Do you guys all still live together?
Yeah, we’ve always lived together.
Six people in one house… Are you guys sick of each other yet?
[Laughs] We all get along. We’re pretty good at fighting, but we just fight in a nice way. If something’s wrong or someone’s pissing you off, you just really call people out on it pretty quick and just get it out rather than letting it fester within you or just being a bit dick-ish for quite a while. That’s what we do, we find our way. We’re actually a lot happier on tour, to be honest. When you’re playing gigs, it’s almost feels like exactly what you’re supposed to be doing. It’s when you’re in the studio or trying to rehearse in a little box for weeks at a time that things get a bit frustrating and boring, but if you just keep playing gigs, it’s brilliant.
You’re playing in Chicago on Halloween. With Halloween In the UK—it sounds to me like it’s one of those holidays that some people celebrate, some people don’t. Do you usually celebrate?
I think everyone [here] looks at it a bit ironically.
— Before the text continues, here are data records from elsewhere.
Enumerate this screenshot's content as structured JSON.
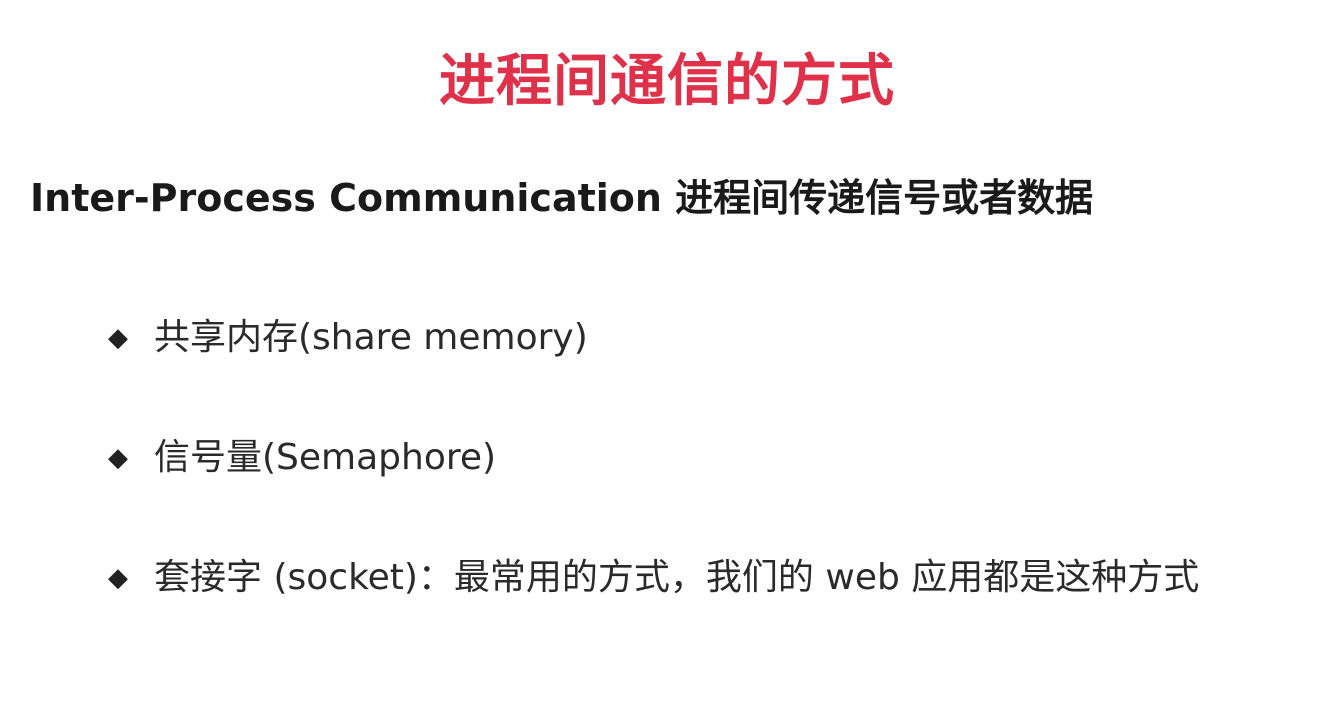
{
  "slide": {
    "title": "进程间通信的方式",
    "subtitle": "Inter-Process Communication 进程间传递信号或者数据",
    "bullet_marker": "◆",
    "bullets": [
      {
        "text": "共享内存(share memory)"
      },
      {
        "text": "信号量(Semaphore)"
      },
      {
        "text": "套接字 (socket)：最常用的方式，我们的 web 应用都是这种方式"
      }
    ]
  },
  "colors": {
    "title": "#e0314a",
    "text": "#1a1a1a",
    "background": "#ffffff"
  }
}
You do it as a kid—I remember going trick or treating and all that as a kid. Maybe I’m completely misinterpreting what it is in the US: a family holiday, like a get together? It’s Friday night anyway and you’d go out, but you might wear a costume for it. It’s a bit chilly, you do it a bit half heartedly, and that’s part of the fun of it as well. In Britain you do everything half heartedly really, and that’s just part of the appeal. But yeah, people celebrate it for sure. We’re excited for the Chicago show. We’re going to dress up.
Do you have a costume in mind? What have you dressed up as in the past, any favorite costumes?
I’m thinking the Joker for Chicago. We haven’t done necessarily scary stuff, but this one party I went to you had to go as someone else at the party, if that makes sense. You have to dress up as your mates and try and pick their worst traits.
Oh, now that’s a terribly good idea.
[Laughs] They’re deeply offensive too, it’s good.